- **Problem requirements**
Please reproduce the listing word for word. Pictures stay out.

- Opening Delimiter -

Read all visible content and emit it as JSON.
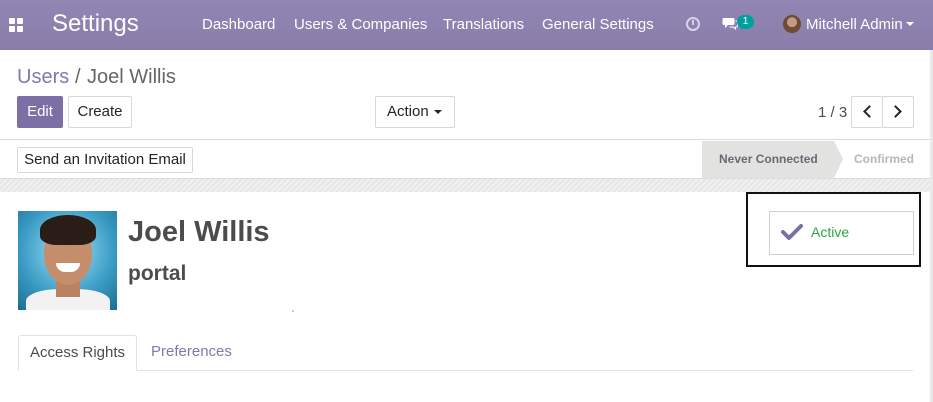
{
  "navbar": {
    "app_title": "Settings",
    "menu": [
      "Dashboard",
      "Users & Companies",
      "Translations",
      "General Settings"
    ],
    "chat_count": "1",
    "user_name": "Mitchell Admin",
    "bg_color": "#8f83b0"
  },
  "breadcrumb": {
    "parent": "Users",
    "separator": "/",
    "current": "Joel Willis"
  },
  "buttons": {
    "edit": "Edit",
    "create": "Create",
    "action": "Action",
    "invite": "Send an Invitation Email"
  },
  "pager": {
    "value": "1 / 3"
  },
  "statusbar": {
    "steps": [
      "Never Connected",
      "Confirmed"
    ],
    "current": "Never Connected"
  },
  "record": {
    "name": "Joel Willis",
    "subtitle": "portal",
    "active_label": "Active"
  },
  "tabs": [
    "Access Rights",
    "Preferences"
  ],
  "colors": {
    "primary": "#7c6fa6",
    "link": "#7c7bad",
    "active_green": "#28a745",
    "badge": "#00a09d"
  },
  "icons": [
    "apps-icon",
    "clock-icon",
    "chat-icon",
    "chevron-left-icon",
    "chevron-right-icon",
    "check-icon"
  ]
}
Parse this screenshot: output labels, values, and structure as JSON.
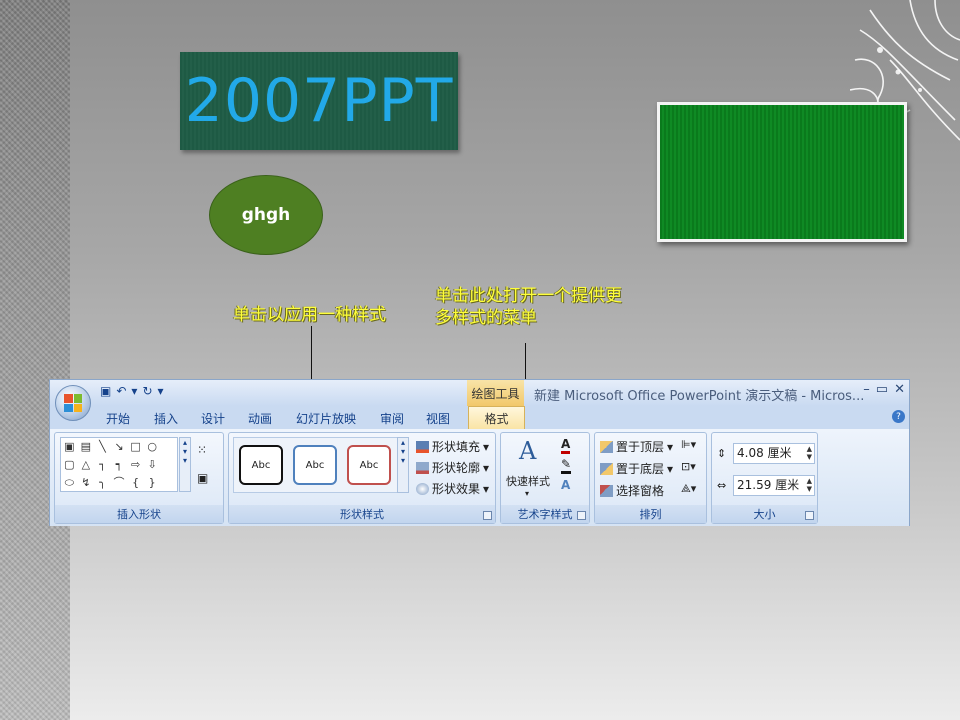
{
  "slide": {
    "title": "2007PPT",
    "oval_text": "ghgh",
    "callout_1": "单击以应用一种样式",
    "callout_2": "单击此处打开一个提供更多样式的菜单"
  },
  "ribbon": {
    "context_tab": "绘图工具",
    "window_title": "新建 Microsoft Office PowerPoint 演示文稿 - Micros...",
    "window_controls": {
      "minimize": "–",
      "restore": "▭",
      "close": "✕"
    },
    "help": "?",
    "qat": {
      "save": "▣",
      "undo": "↶",
      "undo_dd": "▾",
      "redo": "↻",
      "custom": "▾"
    },
    "tabs": [
      "开始",
      "插入",
      "设计",
      "动画",
      "幻灯片放映",
      "审阅",
      "视图"
    ],
    "active_tab": "格式",
    "groups": {
      "insert_shapes": {
        "label": "插入形状",
        "shapes": [
          "▣",
          "▤",
          "╲",
          "↘",
          "□",
          "○",
          "",
          "▢",
          "△",
          "┐",
          "┑",
          "⇨",
          "⇩",
          "",
          "⬭",
          "↯",
          "╮",
          "⌒",
          "{",
          "}",
          ""
        ],
        "edit_shape": "⁙",
        "textbox": "▣"
      },
      "shape_styles": {
        "label": "形状样式",
        "styles": [
          "Abc",
          "Abc",
          "Abc"
        ],
        "fill": "形状填充",
        "outline": "形状轮廓",
        "effects": "形状效果"
      },
      "wordart": {
        "label": "艺术字样式",
        "quick_styles": "快速样式",
        "text_fill": "A",
        "text_effect": "A"
      },
      "arrange": {
        "label": "排列",
        "bring_front": "置于顶层",
        "send_back": "置于底层",
        "selection_pane": "选择窗格"
      },
      "size": {
        "label": "大小",
        "height": "4.08 厘米",
        "width": "21.59 厘米"
      }
    }
  },
  "colors": {
    "title_text": "#22a9e8",
    "title_box": "#1e5a44",
    "oval": "#4e7f22",
    "green_rect": "#0f8a24",
    "callout_text": "#ffff3a"
  }
}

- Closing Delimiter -

- **Your solution**
Read all visible content and emit it as JSON.
{
  "navbar": {
    "app_title": "Settings",
    "menu": [
      "Dashboard",
      "Users & Companies",
      "Translations",
      "General Settings"
    ],
    "chat_count": "1",
    "user_name": "Mitchell Admin",
    "bg_color": "#8f83b0"
  },
  "breadcrumb": {
    "parent": "Users",
    "separator": "/",
    "current": "Joel Willis"
  },
  "buttons": {
    "edit": "Edit",
    "create": "Create",
    "action": "Action",
    "invite": "Send an Invitation Email"
  },
  "pager": {
    "value": "1 / 3"
  },
  "statusbar": {
    "steps": [
      "Never Connected",
      "Confirmed"
    ],
    "current": "Never Connected"
  },
  "record": {
    "name": "Joel Willis",
    "subtitle": "portal",
    "active_label": "Active"
  },
  "tabs": [
    "Access Rights",
    "Preferences"
  ],
  "colors": {
    "primary": "#7c6fa6",
    "link": "#7c7bad",
    "active_green": "#28a745",
    "badge": "#00a09d"
  },
  "icons": [
    "apps-icon",
    "clock-icon",
    "chat-icon",
    "chevron-left-icon",
    "chevron-right-icon",
    "check-icon"
  ]
}
Parse this screenshot: output labels, values, and structure as JSON.
{
  "slide": {
    "title": "2007PPT",
    "oval_text": "ghgh",
    "callout_1": "单击以应用一种样式",
    "callout_2": "单击此处打开一个提供更多样式的菜单"
  },
  "ribbon": {
    "context_tab": "绘图工具",
    "window_title": "新建 Microsoft Office PowerPoint 演示文稿 - Micros...",
    "window_controls": {
      "minimize": "–",
      "restore": "▭",
      "close": "✕"
    },
    "help": "?",
    "qat": {
      "save": "▣",
      "undo": "↶",
      "undo_dd": "▾",
      "redo": "↻",
      "custom": "▾"
    },
    "tabs": [
      "开始",
      "插入",
      "设计",
      "动画",
      "幻灯片放映",
      "审阅",
      "视图"
    ],
    "active_tab": "格式",
    "groups": {
      "insert_shapes": {
        "label": "插入形状",
        "shapes": [
          "▣",
          "▤",
          "╲",
          "↘",
          "□",
          "○",
          "",
          "▢",
          "△",
          "┐",
          "┑",
          "⇨",
          "⇩",
          "",
          "⬭",
          "↯",
          "╮",
          "⌒",
          "{",
          "}",
          ""
        ],
        "edit_shape": "⁙",
        "textbox": "▣"
      },
      "shape_styles": {
        "label": "形状样式",
        "styles": [
          "Abc",
          "Abc",
          "Abc"
        ],
        "fill": "形状填充",
        "outline": "形状轮廓",
        "effects": "形状效果"
      },
      "wordart": {
        "label": "艺术字样式",
        "quick_styles": "快速样式",
        "text_fill": "A",
        "text_effect": "A"
      },
      "arrange": {
        "label": "排列",
        "bring_front": "置于顶层",
        "send_back": "置于底层",
        "selection_pane": "选择窗格"
      },
      "size": {
        "label": "大小",
        "height": "4.08 厘米",
        "width": "21.59 厘米"
      }
    }
  },
  "colors": {
    "title_text": "#22a9e8",
    "title_box": "#1e5a44",
    "oval": "#4e7f22",
    "green_rect": "#0f8a24",
    "callout_text": "#ffff3a"
  }
}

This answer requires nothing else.